- Included in Eastons: Yes
- Included in Hitchcocks: No
- Included in Naves: No
- Included in Smiths: Yes
- Included in Websters: Yes
- Included in Strongs: Yes
- Included in Thayers: Yes
- Included in BDB: Yes

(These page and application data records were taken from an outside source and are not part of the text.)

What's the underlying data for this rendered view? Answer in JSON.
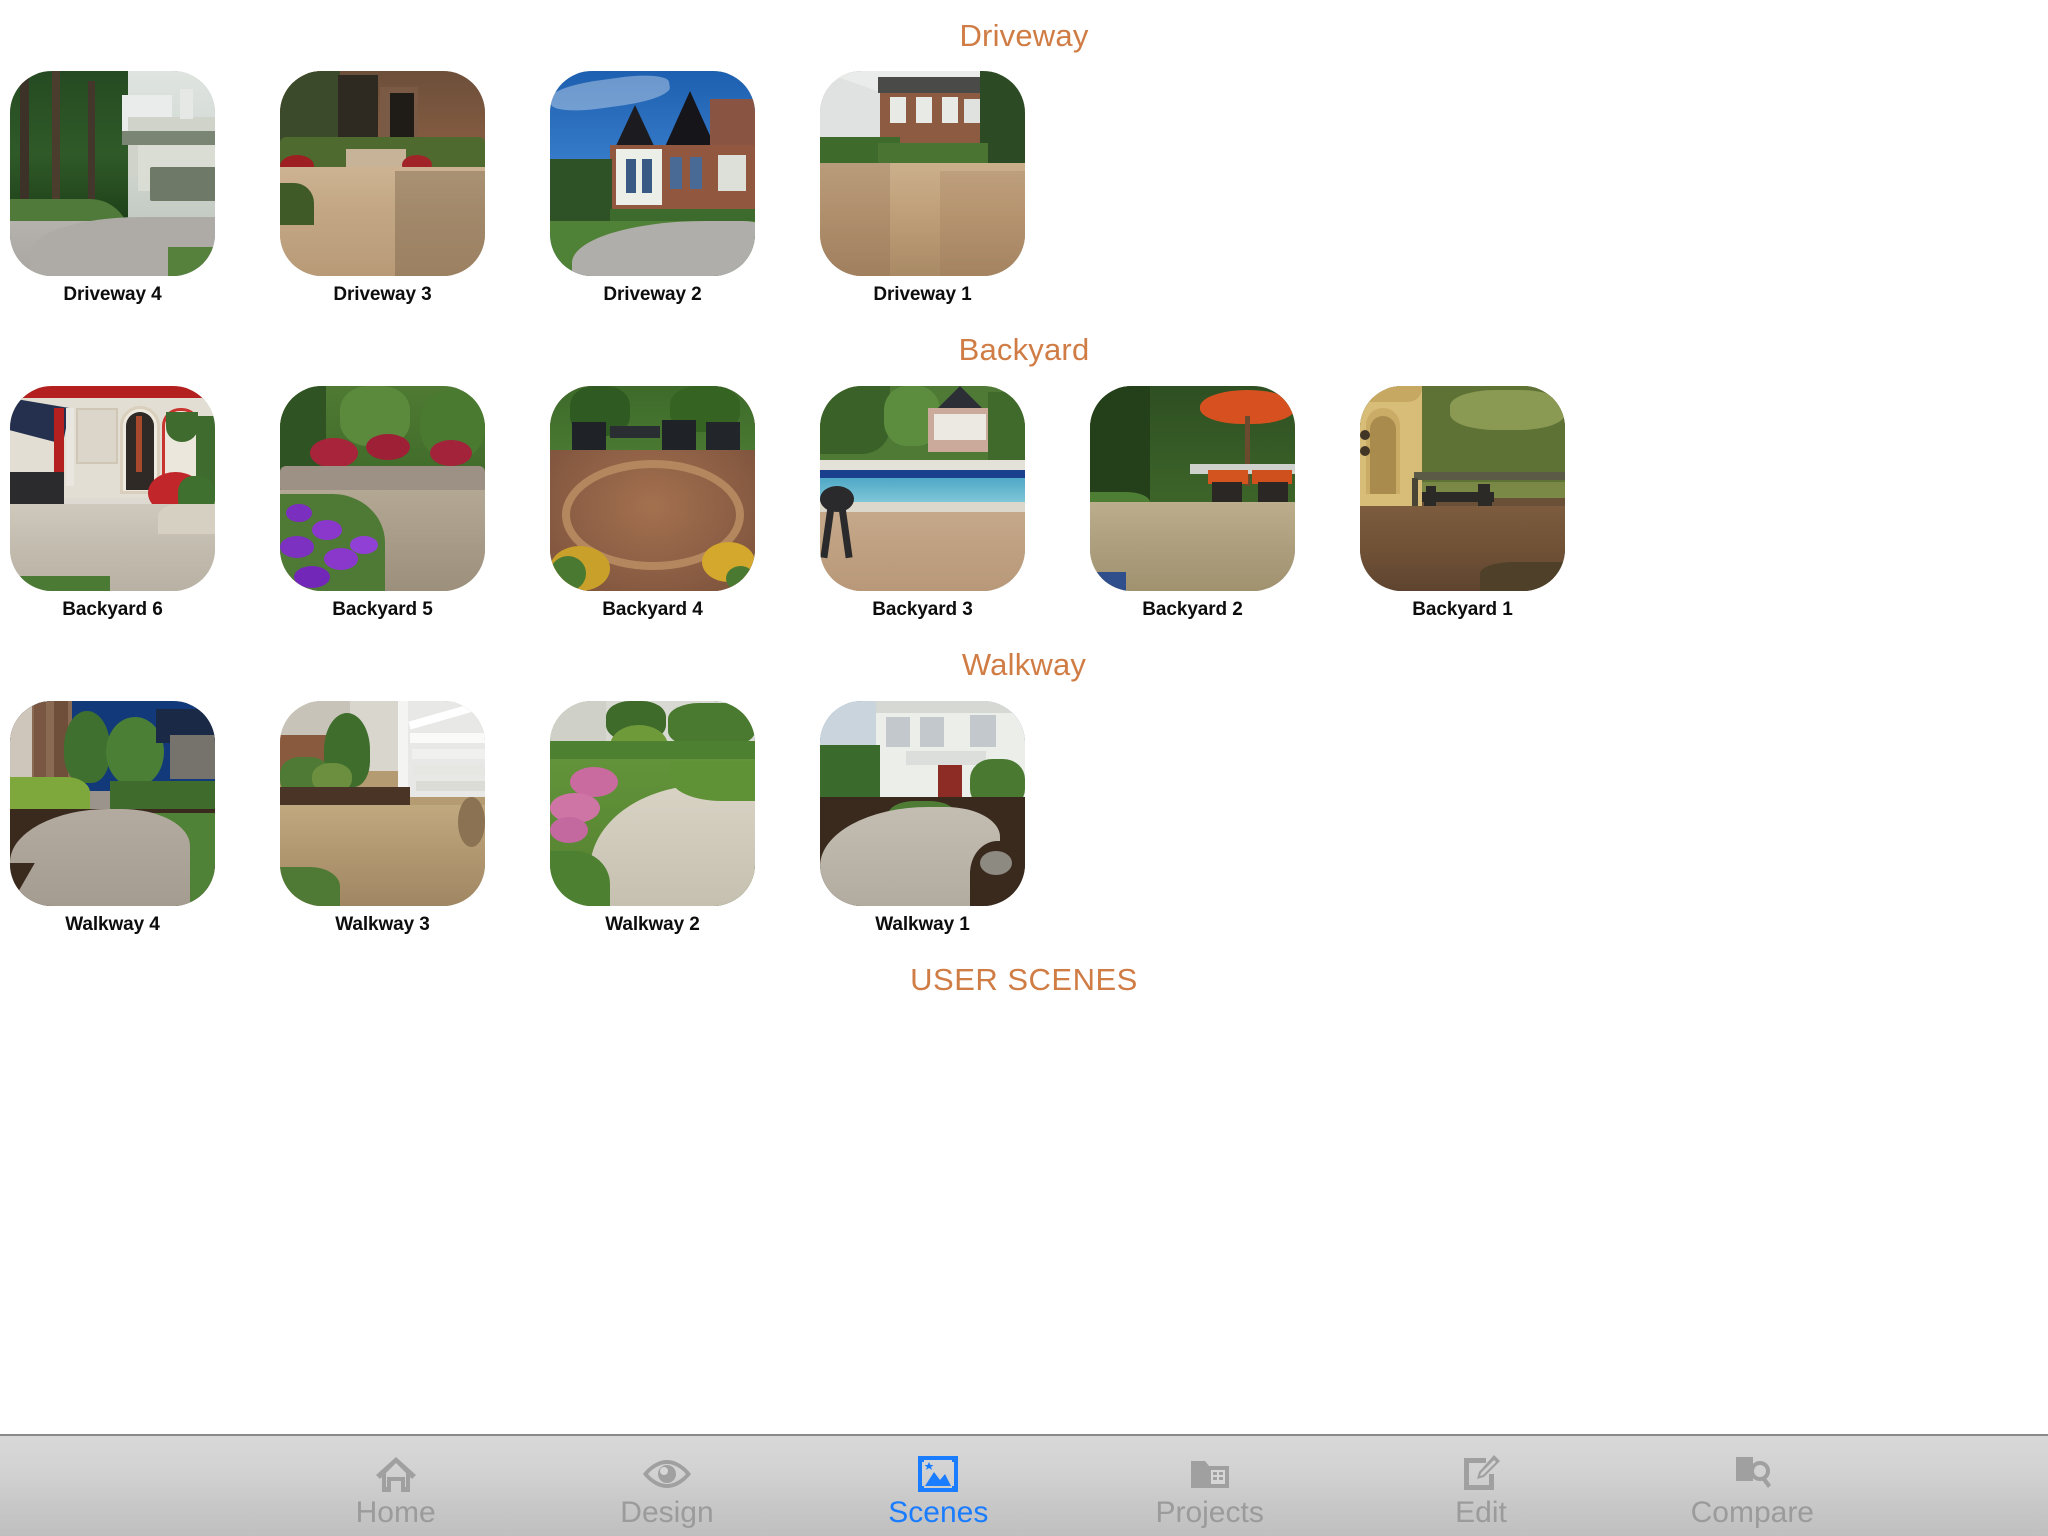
{
  "app": {
    "accent_header_color": "#d07c45",
    "active_tab_color": "#1a7cff",
    "inactive_tab_color": "#9b9b9b"
  },
  "sections": [
    {
      "id": "driveway",
      "title": "Driveway",
      "scenes": [
        {
          "label": "Driveway 4",
          "desc": "gray paver driveway with craftsman house among tall evergreens"
        },
        {
          "label": "Driveway 3",
          "desc": "tan brick paver driveway leading to brick home with hedges"
        },
        {
          "label": "Driveway 2",
          "desc": "curved gray driveway in front of large brick home, blue sky"
        },
        {
          "label": "Driveway 1",
          "desc": "multi-tone paver driveway beside brick colonial home"
        }
      ]
    },
    {
      "id": "backyard",
      "title": "Backyard",
      "scenes": [
        {
          "label": "Backyard 6",
          "desc": "stone patio with arched doorway, red flowers and umbrella"
        },
        {
          "label": "Backyard 5",
          "desc": "garden patio with purple petunias and retaining wall"
        },
        {
          "label": "Backyard 4",
          "desc": "circular paver patio with dining table and chairs"
        },
        {
          "label": "Backyard 3",
          "desc": "poolside paver deck with house in background"
        },
        {
          "label": "Backyard 2",
          "desc": "patio with orange umbrella and bistro set under trees"
        },
        {
          "label": "Backyard 1",
          "desc": "courtyard patio with stucco wall and iron bench"
        }
      ]
    },
    {
      "id": "walkway",
      "title": "Walkway",
      "scenes": [
        {
          "label": "Walkway 4",
          "desc": "curving paver walkway beside house with shrubs"
        },
        {
          "label": "Walkway 3",
          "desc": "paver walkway to white porch steps with mulch beds"
        },
        {
          "label": "Walkway 2",
          "desc": "wide curved walkway across green lawn with pink flowers"
        },
        {
          "label": "Walkway 1",
          "desc": "walkway to front door of white house with red door"
        }
      ]
    },
    {
      "id": "user-scenes",
      "title": "USER SCENES",
      "scenes": []
    }
  ],
  "tabbar": {
    "items": [
      {
        "id": "home",
        "label": "Home",
        "icon": "house-icon",
        "active": false
      },
      {
        "id": "design",
        "label": "Design",
        "icon": "eye-icon",
        "active": false
      },
      {
        "id": "scenes",
        "label": "Scenes",
        "icon": "photo-icon",
        "active": true
      },
      {
        "id": "projects",
        "label": "Projects",
        "icon": "folder-list-icon",
        "active": false
      },
      {
        "id": "edit",
        "label": "Edit",
        "icon": "pencil-paper-icon",
        "active": false
      },
      {
        "id": "compare",
        "label": "Compare",
        "icon": "document-search-icon",
        "active": false
      }
    ]
  }
}
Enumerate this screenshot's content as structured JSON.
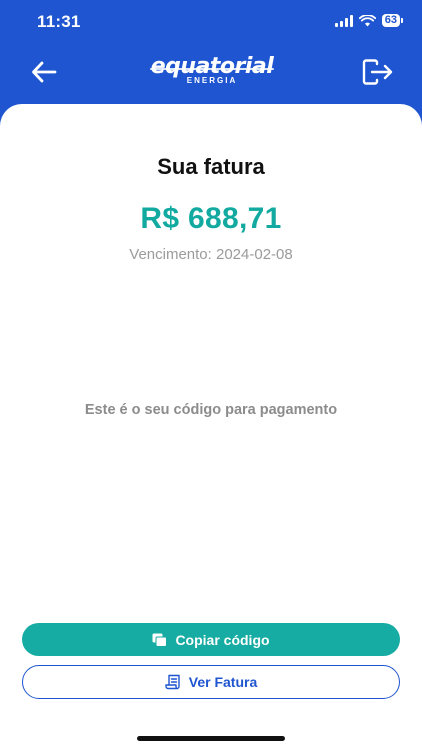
{
  "status_bar": {
    "time": "11:31",
    "battery": "63"
  },
  "header": {
    "logo_word": "equatorial",
    "logo_sub": "ENERGIA",
    "back_icon": "arrow-left-icon",
    "logout_icon": "logout-icon"
  },
  "invoice": {
    "title": "Sua fatura",
    "amount": "R$ 688,71",
    "due": "Vencimento: 2024-02-08",
    "code_caption": "Este é o seu código para pagamento"
  },
  "actions": {
    "copy_label": "Copiar código",
    "view_label": "Ver Fatura"
  },
  "colors": {
    "brand_blue": "#1f55d0",
    "accent_teal": "#17aca3"
  }
}
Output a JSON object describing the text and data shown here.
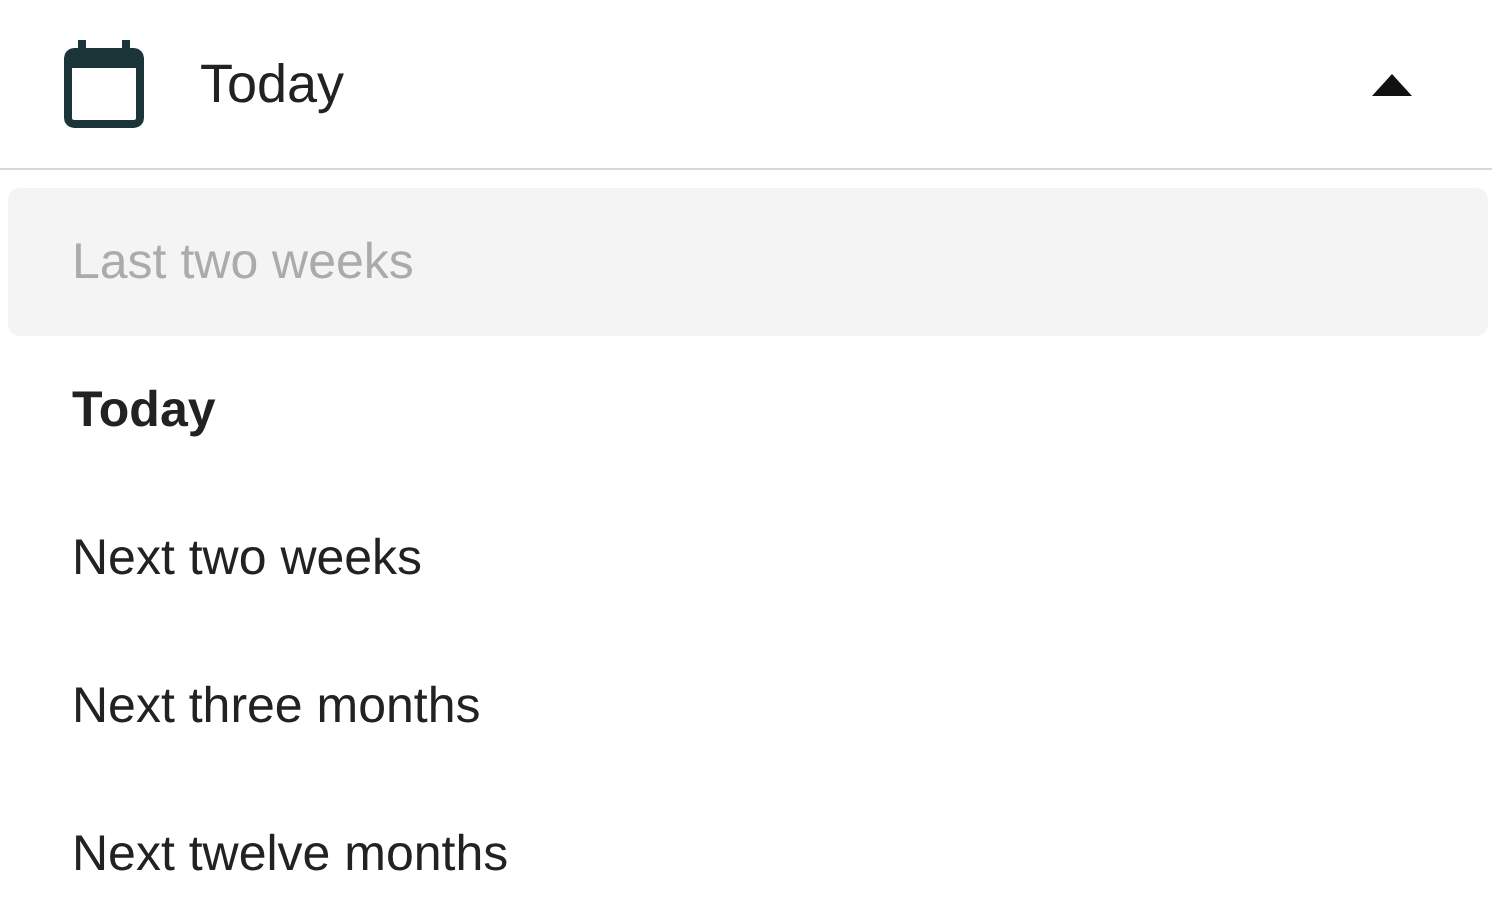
{
  "dropdown": {
    "value": "Today",
    "expanded": true,
    "options": [
      {
        "label": "Last two weeks",
        "selected": false,
        "disabled": true
      },
      {
        "label": "Today",
        "selected": true,
        "disabled": false
      },
      {
        "label": "Next two weeks",
        "selected": false,
        "disabled": false
      },
      {
        "label": "Next three months",
        "selected": false,
        "disabled": false
      },
      {
        "label": "Next twelve months",
        "selected": false,
        "disabled": false
      }
    ]
  }
}
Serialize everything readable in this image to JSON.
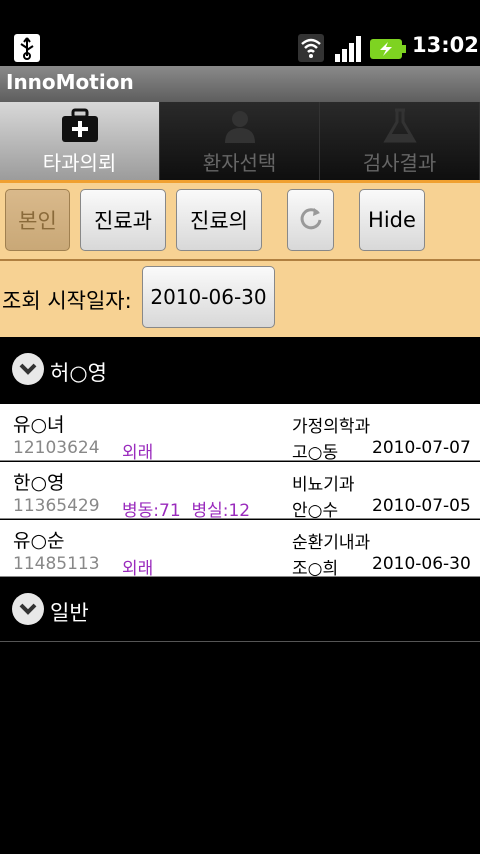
{
  "status_bar": {
    "time": "13:02",
    "icons": [
      "usb-icon",
      "wifi-icon",
      "signal-icon",
      "battery-charging-icon"
    ]
  },
  "app": {
    "title": "InnoMotion"
  },
  "tabs": [
    {
      "label": "타과의뢰",
      "icon": "medical-kit-icon",
      "active": true
    },
    {
      "label": "환자선택",
      "icon": "person-icon",
      "active": false
    },
    {
      "label": "검사결과",
      "icon": "flask-icon",
      "active": false
    }
  ],
  "toolbar": {
    "self_label": "본인",
    "dept_label": "진료과",
    "doctor_label": "진료의",
    "refresh_icon": "refresh-icon",
    "hide_label": "Hide"
  },
  "date_filter": {
    "label": "조회 시작일자:",
    "value": "2010-06-30"
  },
  "groups": [
    {
      "title": "허○영",
      "rows": [
        {
          "name": "유○녀",
          "id": "12103624",
          "ward": "외래",
          "dept": "가정의학과",
          "doctor": "고○동",
          "date": "2010-07-07"
        },
        {
          "name": "한○영",
          "id": "11365429",
          "ward": "병동:71  병실:12",
          "dept": "비뇨기과",
          "doctor": "안○수",
          "date": "2010-07-05"
        },
        {
          "name": "유○순",
          "id": "11485113",
          "ward": "외래",
          "dept": "순환기내과",
          "doctor": "조○희",
          "date": "2010-06-30"
        }
      ]
    },
    {
      "title": "일반",
      "rows": []
    }
  ],
  "colors": {
    "accent_bg": "#f7d293",
    "ward_text": "#9a2bbd"
  }
}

Invariably in the New Testament denotes that definite collection of sacred books, regarded as given by inspiration of God, which we usually call the Old Testament (2 Timothy 3:15, 16; John 20:9; Galatians 3:22; 2 Peter 1:20). It was God's purpose thus to perpetuate his revealed will. From time to time he raised up men to commit to writing in an infallible record the revelation he gave. The "Scripture," or collection of sacred writings, was thus enlarged from time to time as God saw necessary. We have now a completed "Scripture," consisting of the Old and New Testaments. The Old Testament canon in the time of our Lord was precisely the same as that which we now possess under that name. He placed the seal of his own authority on this collection of writings, as all equally given by inspiration (Matthew 5:17; 7:12; 22:40; Luke 16:29, 31). (See BIBLE; CANON.)
SCRIP'TURE, noun [Latin scriptura, from scribo, to write.]
1. In its primary sense, a writing; any thing written.
2. Appropriately, and by way of distinction, the books of the Old and New Testament; the Bible. The word is used either in the singular or plural number, to denote the sacred writings or divine oracles, called sacred or holy, as proceeding from God and containing sacred doctrines and precepts.
There is not any action that a man ought to do or forbear, but the scripture will give him a clear precept or prohibition for it.
Compared with the knowledge which the Scriptures contain, every other subject of human inquiry is vanity and emptiness.
The word of God